Howl’s Moving Castle is also about judgement and first impressions: Sophie judges herself as less than her siblings; she judges Howl based on rumors and she even judges her stepmother with very little reason. In each of these situations (and many others) Sophie is wrong because she based her impressions on snap judgements and rumors. Sophie underestimated…everyone (including especially herself).
Read the rest here.
*Note - I have begun to truncate my posted Booklikes reviews due to Booklikes re-posting reviews on Facebook.
Organization. Respect. That's the solution to these problems with Amazon and other reviewing sites. How about, instead of wasting time (that's what I think it is, honestly, a waste of time) on petitions and BBA nonsense -- how about we focus on being recognized for what we are: self-published reviewers. SPAs use platforms like Kindle to make their work available to the public; we use platforms like Amazon, Goodreads, and Booklikes. We don't charge for our reviews; SPAs don't always charge for their...umm...stuff, either. SPAs can use their work to talk about anything they like; this is exactly what we do.
What we need is a group -- a kind of union, as it were -- for Self-Published Reviewers. Then we could have a voice, a coherent voice, instead of coming across as just a bunch of disgruntled bookworms.
What would we need, really? A Code of Conduct, certainly. A self-monitoring system, obviously. A membership list, and a way of deciding whom to give membership to. And some kind of "official" seal, or seal of approval.
Over time, such a group could develop some real respect. And leverage. And power. If an author complained about an SPR review, it wouldn't be an attack on a single review or reviewer, it would be an attack on the entire group.
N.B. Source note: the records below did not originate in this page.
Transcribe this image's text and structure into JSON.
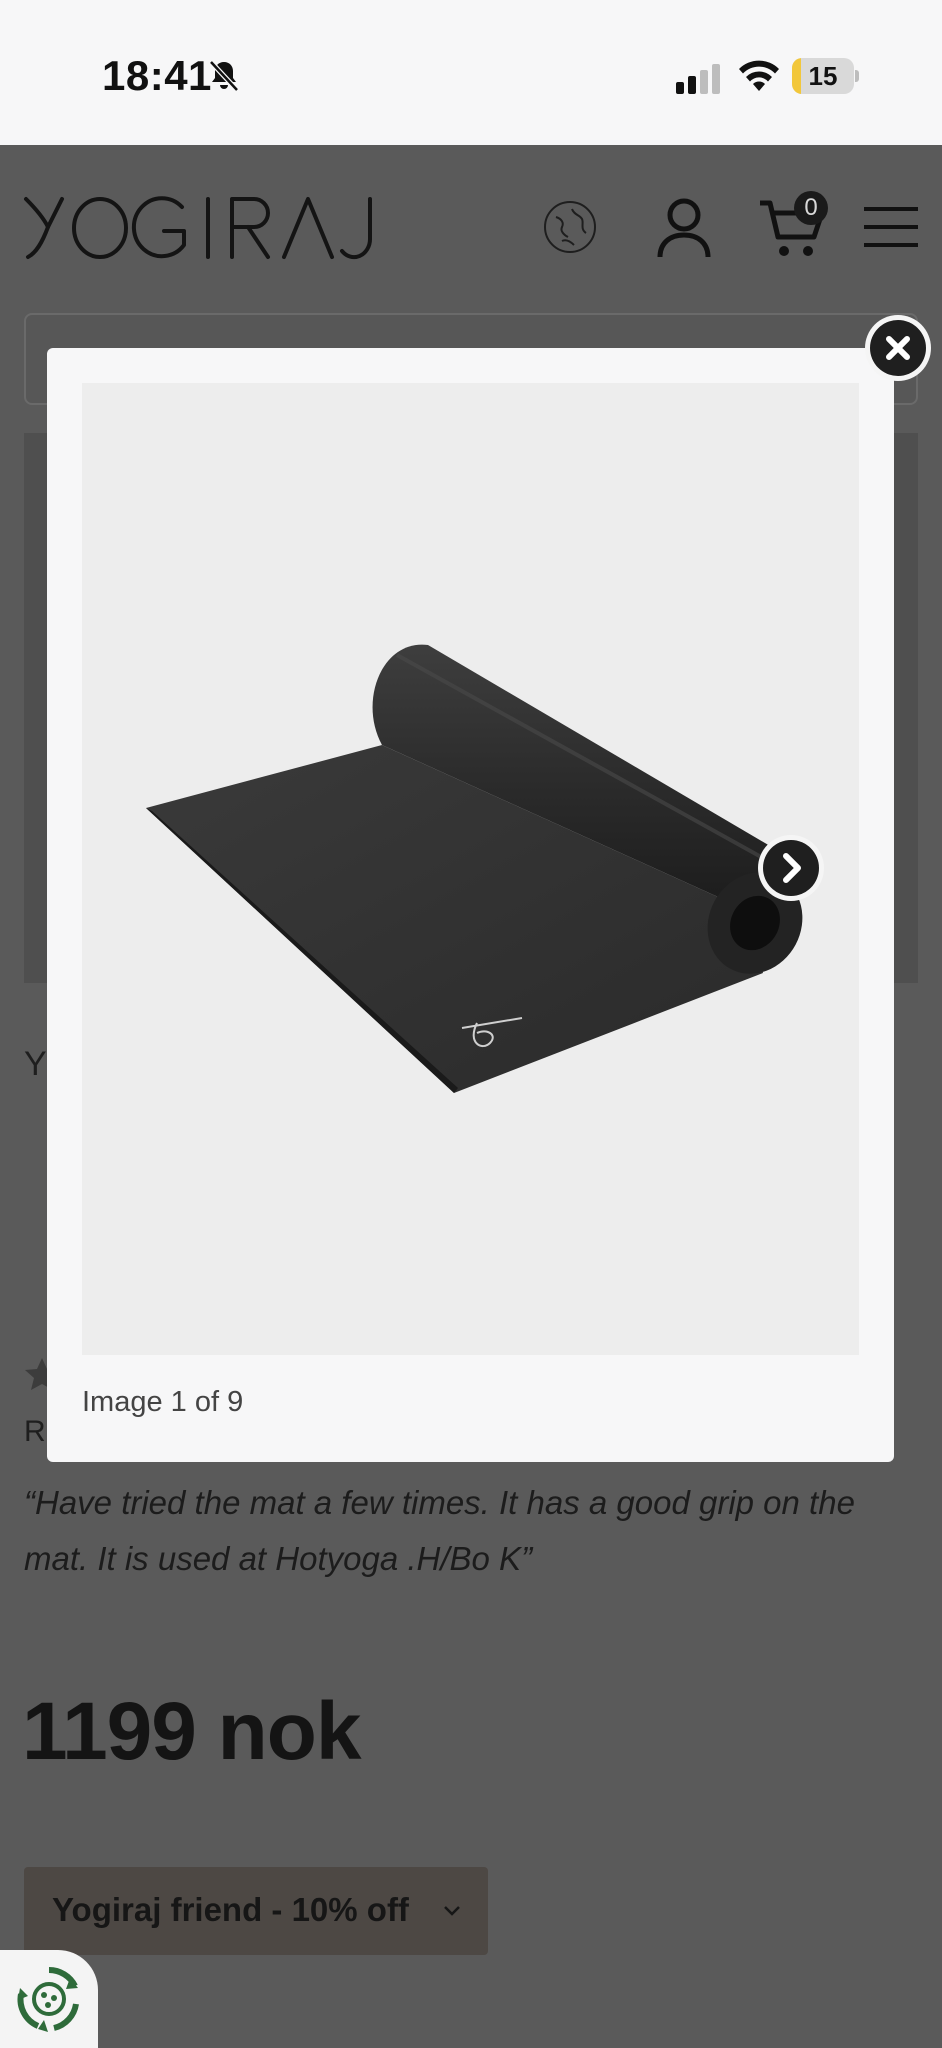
{
  "status_bar": {
    "time": "18:41",
    "battery": "15",
    "battery_percent": 15
  },
  "header": {
    "logo": "YOGIRAJ",
    "cart_count": "0",
    "icons": [
      "globe-icon",
      "user-icon",
      "cart-icon",
      "menu-icon"
    ]
  },
  "page": {
    "partial_text_y": "Y",
    "partial_text_r": "R",
    "review": "“Have tried the mat a few times. It has a good grip on the mat. It is used at Hotyoga .H/Bo K”",
    "price": "1199 nok",
    "friend_option": "Yogiraj friend - 10% off"
  },
  "lightbox": {
    "caption": "Image 1 of 9",
    "image_subject": "black yoga mat, partially rolled",
    "colors": {
      "mat": "#2a2a2a",
      "image_bg": "#ededed"
    }
  },
  "colors": {
    "overlay": "#5a5a5a",
    "modal_bg": "#f7f7f8",
    "eco_green": "#2e6b3a"
  }
}
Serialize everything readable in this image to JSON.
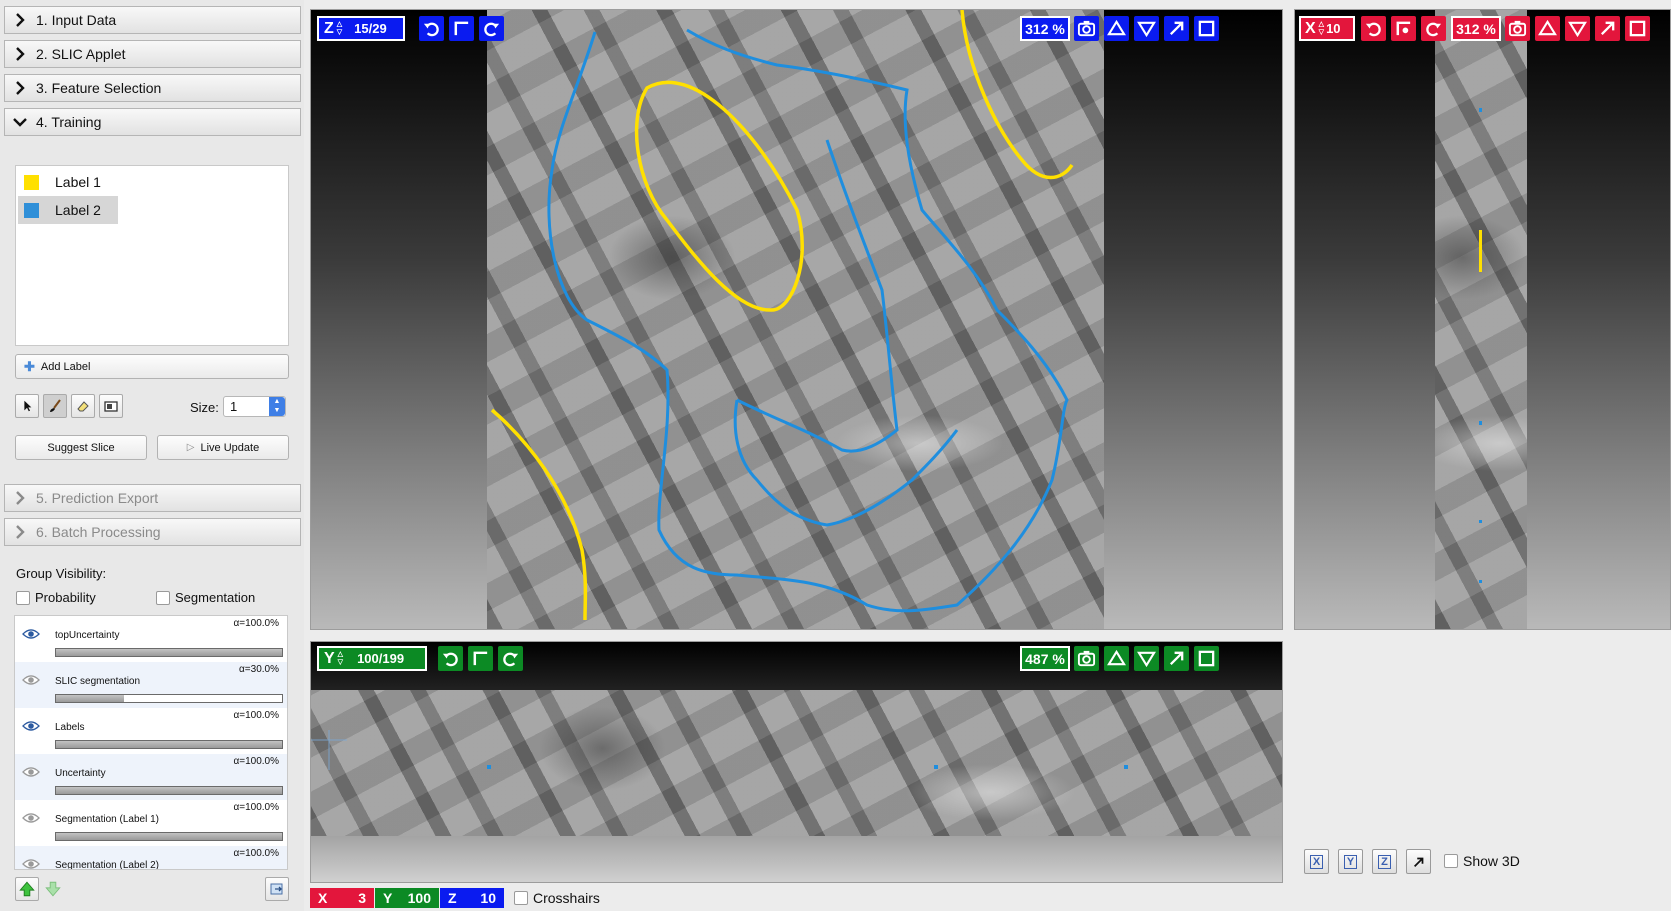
{
  "applets": [
    {
      "label": "1. Input Data",
      "expanded": false,
      "enabled": true
    },
    {
      "label": "2. SLIC Applet",
      "expanded": false,
      "enabled": true
    },
    {
      "label": "3. Feature Selection",
      "expanded": false,
      "enabled": true
    },
    {
      "label": "4. Training",
      "expanded": true,
      "enabled": true
    },
    {
      "label": "5. Prediction Export",
      "expanded": false,
      "enabled": false
    },
    {
      "label": "6. Batch Processing",
      "expanded": false,
      "enabled": false
    }
  ],
  "training": {
    "labels": [
      {
        "name": "Label 1",
        "color": "#ffe000",
        "selected": false
      },
      {
        "name": "Label 2",
        "color": "#2f8fd8",
        "selected": true
      }
    ],
    "add_label": "Add Label",
    "size_label": "Size:",
    "size_value": "1",
    "suggest_slice": "Suggest Slice",
    "live_update": "Live Update"
  },
  "group_visibility": {
    "title": "Group Visibility:",
    "probability": "Probability",
    "segmentation": "Segmentation"
  },
  "layers": [
    {
      "name": "topUncertainty",
      "alpha_text": "α=100.0%",
      "alpha": 1.0,
      "visible": true
    },
    {
      "name": "SLIC segmentation",
      "alpha_text": "α=30.0%",
      "alpha": 0.3,
      "visible": false
    },
    {
      "name": "Labels",
      "alpha_text": "α=100.0%",
      "alpha": 1.0,
      "visible": true
    },
    {
      "name": "Uncertainty",
      "alpha_text": "α=100.0%",
      "alpha": 1.0,
      "visible": false
    },
    {
      "name": "Segmentation (Label 1)",
      "alpha_text": "α=100.0%",
      "alpha": 1.0,
      "visible": false
    },
    {
      "name": "Segmentation (Label 2)",
      "alpha_text": "α=100.0%",
      "alpha": 1.0,
      "visible": false
    }
  ],
  "viewers": {
    "z": {
      "axis": "Z",
      "slice": "15/29",
      "zoom": "312 %",
      "color": "#0a1bf0"
    },
    "x": {
      "axis": "X",
      "slice": "10",
      "zoom": "312 %",
      "color": "#e3163c"
    },
    "y": {
      "axis": "Y",
      "slice": "100/199",
      "zoom": "487 %",
      "color": "#0c8a24"
    }
  },
  "coords": {
    "x_label": "X",
    "x_value": "3",
    "y_label": "Y",
    "y_value": "100",
    "z_label": "Z",
    "z_value": "10",
    "crosshairs": "Crosshairs"
  },
  "view_buttons": [
    "X",
    "Y",
    "Z"
  ],
  "show_3d": "Show 3D",
  "colors": {
    "label1": "#ffe000",
    "label2": "#2f8fd8",
    "z_axis": "#0a1bf0",
    "x_axis": "#e3163c",
    "y_axis": "#0c8a24"
  }
}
That would be a tougher fight.
Well, it's a thought. What do you guys think?